The European Commission has finally lost patience with banks in the 12 eurozone countries and the excessive charges they place on moving money around.
Spurred on by the disappointing results of one of its own banking surveys published yesterday, the commission will propose a new law by the end of the month clamping down on the transfer payments.
The survey, which found bank fees for cross-border transfers were not only too high, but increasing, "was the straw that broke the camel's back", said Jonathan Todd, the commission spokesman on the single market.
Banks argue that there are administrative costs in transferring money from one country to another, regardless of the currency, but the Commission claims the banks have had long enough to iron out these problems. "We've been discussing this problem with the banking sector for around 15 years now, and it's a great disappointment that these contacts have not resulted in any meaningful reduction in the charges," Mr Todd added.
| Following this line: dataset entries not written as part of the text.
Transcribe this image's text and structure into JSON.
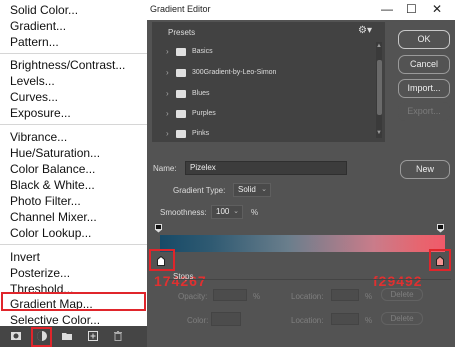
{
  "menu": {
    "items": [
      "Solid Color...",
      "Gradient...",
      "Pattern...",
      "Brightness/Contrast...",
      "Levels...",
      "Curves...",
      "Exposure...",
      "Vibrance...",
      "Hue/Saturation...",
      "Color Balance...",
      "Black & White...",
      "Photo Filter...",
      "Channel Mixer...",
      "Color Lookup...",
      "Invert",
      "Posterize...",
      "Threshold...",
      "Gradient Map...",
      "Selective Color..."
    ]
  },
  "toolbar": {
    "icons": [
      "mask-icon",
      "adjustment-circle-icon",
      "folder-icon",
      "new-layer-icon",
      "trash-icon"
    ]
  },
  "dialog": {
    "title": "Gradient Editor",
    "presets_label": "Presets",
    "presets": [
      "Basics",
      "300Gradient-by-Leo-Simon",
      "Blues",
      "Purples",
      "Pinks"
    ],
    "buttons": {
      "ok": "OK",
      "cancel": "Cancel",
      "import": "Import...",
      "export": "Export...",
      "new": "New"
    },
    "name_label": "Name:",
    "name_value": "Pizelex",
    "gradient_type_label": "Gradient Type:",
    "gradient_type_value": "Solid",
    "smoothness_label": "Smoothness:",
    "smoothness_value": "100",
    "smoothness_unit": "%",
    "stops_label": "Stops",
    "opacity_label": "Opacity:",
    "location_label": "Location:",
    "color_label": "Color:",
    "pct": "%",
    "delete_label": "Delete",
    "left_stop_hex": "174267",
    "right_stop_hex": "f29492",
    "gradient_colors": {
      "start": "#174a67",
      "end": "#f05a6a"
    }
  },
  "accent": {
    "highlight_red": "#e0252b"
  }
}
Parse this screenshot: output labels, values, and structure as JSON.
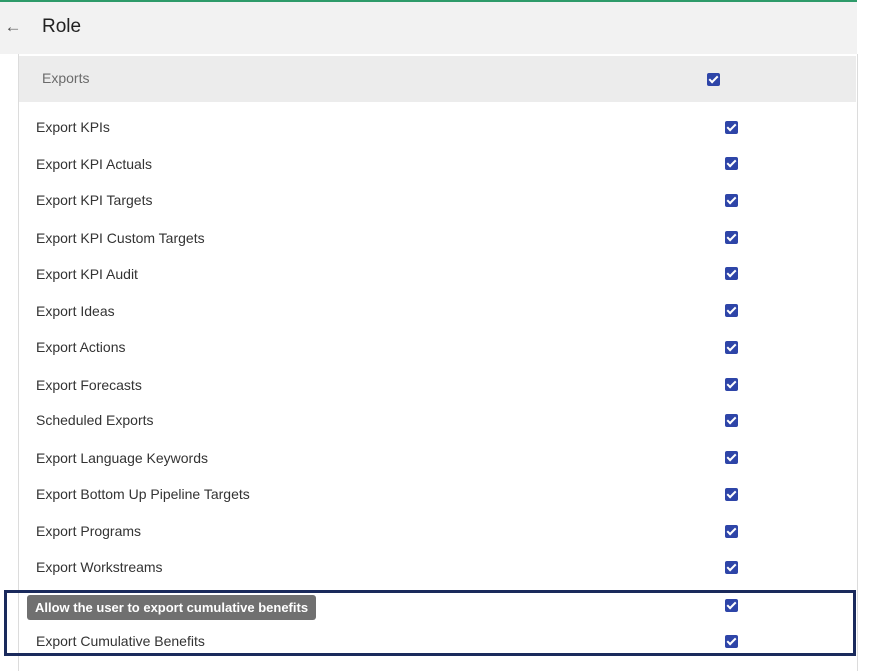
{
  "header": {
    "title": "Role"
  },
  "section": {
    "label": "Exports",
    "checked": true
  },
  "rows": [
    {
      "label": "Export KPIs",
      "checked": true
    },
    {
      "label": "Export KPI Actuals",
      "checked": true
    },
    {
      "label": "Export KPI Targets",
      "checked": true
    },
    {
      "label": "Export KPI Custom Targets",
      "checked": true
    },
    {
      "label": "Export KPI Audit",
      "checked": true
    },
    {
      "label": "Export Ideas",
      "checked": true
    },
    {
      "label": "Export Actions",
      "checked": true
    },
    {
      "label": "Export Forecasts",
      "checked": true
    },
    {
      "label": "Scheduled Exports",
      "checked": true
    },
    {
      "label": "Export Language Keywords",
      "checked": true
    },
    {
      "label": "Export Bottom Up Pipeline Targets",
      "checked": true
    },
    {
      "label": "Export Programs",
      "checked": true
    },
    {
      "label": "Export Workstreams",
      "checked": true
    },
    {
      "label": "",
      "checked": true
    },
    {
      "label": "Export Cumulative Benefits",
      "checked": true
    }
  ],
  "tooltip": {
    "text": "Allow the user to export cumulative benefits"
  },
  "colors": {
    "accent": "#2e45a8",
    "top_bar": "#2e9b6a",
    "highlight_border": "#1a2a5c"
  }
}
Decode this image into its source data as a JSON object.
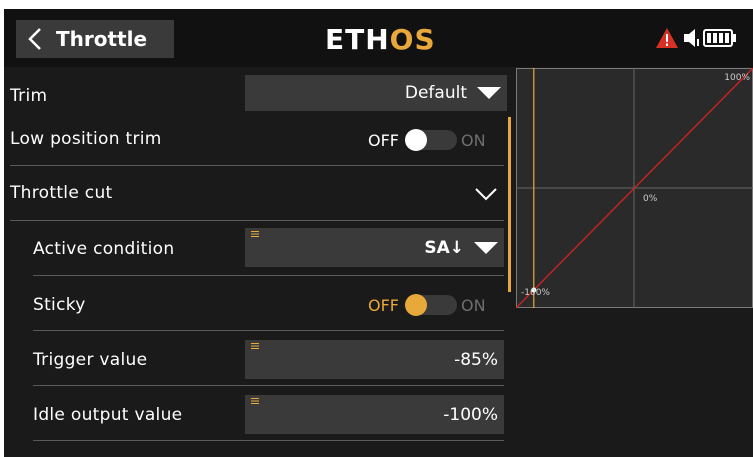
{
  "header": {
    "title": "Throttle",
    "brand_main": "ETH",
    "brand_accent": "OS"
  },
  "rows": {
    "trim": {
      "label": "Trim",
      "value": "Default"
    },
    "low_position_trim": {
      "label": "Low position trim",
      "off": "OFF",
      "on": "ON",
      "state": "off"
    },
    "throttle_cut": {
      "label": "Throttle cut"
    },
    "active_condition": {
      "label": "Active condition",
      "value": "SA↓"
    },
    "sticky": {
      "label": "Sticky",
      "off": "OFF",
      "on": "ON",
      "state": "off"
    },
    "trigger_value": {
      "label": "Trigger value",
      "value": "-85%"
    },
    "idle_output_value": {
      "label": "Idle output value",
      "value": "-100%"
    }
  },
  "graph": {
    "label_top_right": "100%",
    "label_center": "0%",
    "label_bottom_left": "-100%",
    "trigger_x_percent": -85,
    "line_color": "#cc2222",
    "marker_color": "#e8a83a"
  },
  "colors": {
    "accent": "#e8a83a",
    "warning": "#d93025"
  }
}
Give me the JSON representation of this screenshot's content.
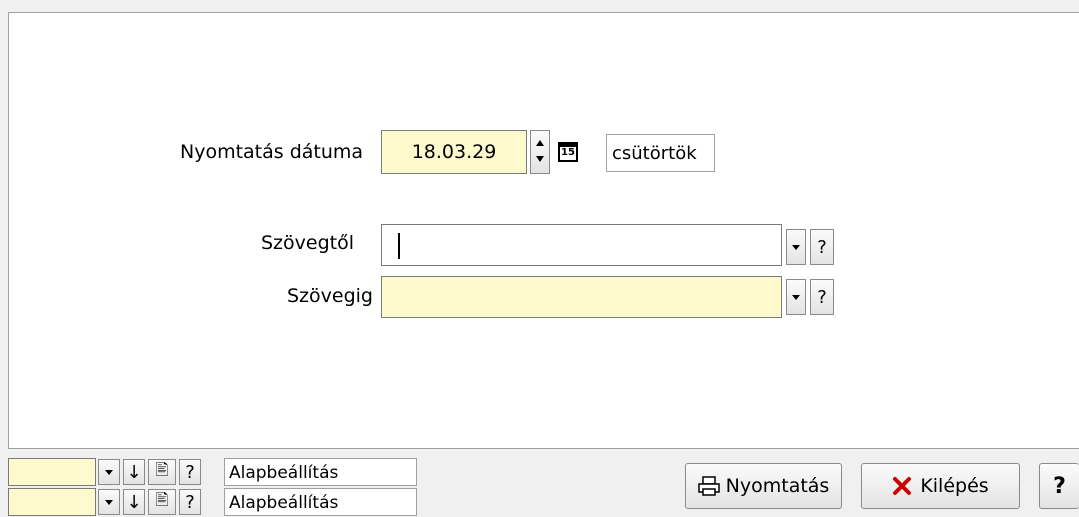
{
  "form": {
    "date_label": "Nyomtatás dátuma",
    "date_value": "18.03.29",
    "calendar_icon_text": "15",
    "weekday": "csütörtök",
    "from_label": "Szövegtől",
    "from_value": "",
    "to_label": "Szövegig",
    "to_value": "",
    "help_glyph": "?"
  },
  "settings_rows": [
    {
      "name": "Alapbeállítás"
    },
    {
      "name": "Alapbeállítás"
    }
  ],
  "buttons": {
    "print_label": "Nyomtatás",
    "exit_label": "Kilépés",
    "help_label": "?"
  },
  "colors": {
    "required_field": "#fffacd",
    "exit_icon": "#cc0000"
  }
}
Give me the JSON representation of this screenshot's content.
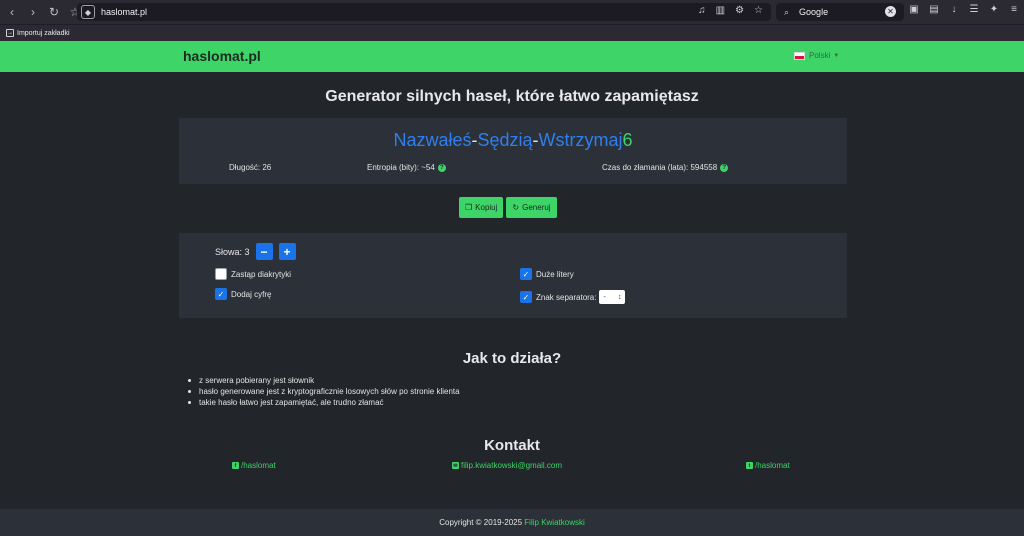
{
  "browser": {
    "url": "haslomat.pl",
    "search_engine": "Google",
    "bookmark": "Importuj zakładki"
  },
  "header": {
    "brand": "haslomat.pl",
    "language": "Polski"
  },
  "heading": "Generator silnych haseł, które łatwo zapamiętasz",
  "password": {
    "word1": "Nazwałeś",
    "sep1": "-",
    "word2": "Sędzią",
    "sep2": "-",
    "word3": "Wstrzymaj",
    "digit": "6"
  },
  "stats": {
    "length": "Długość: 26",
    "entropy": "Entropia (bity): ~54",
    "crack_time": "Czas do złamania (lata): 594558"
  },
  "actions": {
    "copy": "Kopiuj",
    "generate": "Generuj"
  },
  "options": {
    "words_label": "Słowa: 3",
    "minus": "−",
    "plus": "+",
    "replace_diacritics": "Zastąp diakrytyki",
    "add_digit": "Dodaj cyfrę",
    "uppercase": "Duże litery",
    "separator_label": "Znak separatora:",
    "separator_value": "-"
  },
  "how": {
    "title": "Jak to działa?",
    "items": [
      "z serwera pobierany jest słownik",
      "hasło generowane jest z kryptograficznie losowych słów po stronie klienta",
      "takie hasło łatwo jest zapamiętać, ale trudno złamać"
    ]
  },
  "contact": {
    "title": "Kontakt",
    "facebook": "/haslomat",
    "email": "filip.kwiatkowski@gmail.com",
    "twitter": "/haslomat"
  },
  "footer": {
    "copyright": "Copyright © 2019-2025",
    "author": "Filip Kwiatkowski"
  },
  "colors": {
    "brand_green": "#3ed468",
    "password_blue": "#2f80ed",
    "button_blue": "#1a73e8",
    "background": "#22252a",
    "panel": "#2c3038"
  }
}
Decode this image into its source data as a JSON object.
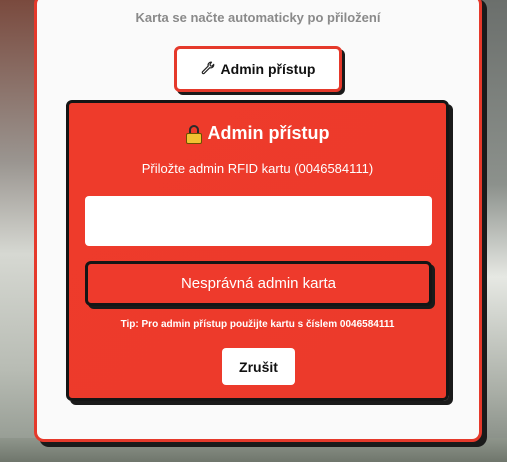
{
  "card": {
    "hint": "Karta se načte automaticky po přiložení",
    "admin_button_label": "Admin přístup",
    "admin_button_icon": "wrench-icon"
  },
  "modal": {
    "title": "Admin přístup",
    "title_icon": "lock-icon",
    "subtitle": "Přiložte admin RFID kartu (0046584111)",
    "input_value": "",
    "error_message": "Nesprávná admin karta",
    "tip": "Tip: Pro admin přístup použijte kartu s číslem 0046584111",
    "cancel_label": "Zrušit"
  },
  "colors": {
    "accent": "#e5392b",
    "panel": "#ee3b2b",
    "outline": "#151515",
    "hint_text": "#8a8a8a"
  }
}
The aim is to bring cross-border rates down to the same level as banks charge domestically. On average shifting 100 euros from one eurozone country to another costs 17.36 euros, the commission survey found. But this figure masks huge differences; transferring 100 euros from Portugal can incur a 31 euros fee.
The Portuguese also charge the most for using their bank machines, heaping a 5.38 per cent charge on a 100 euro withdrawal.Reuse content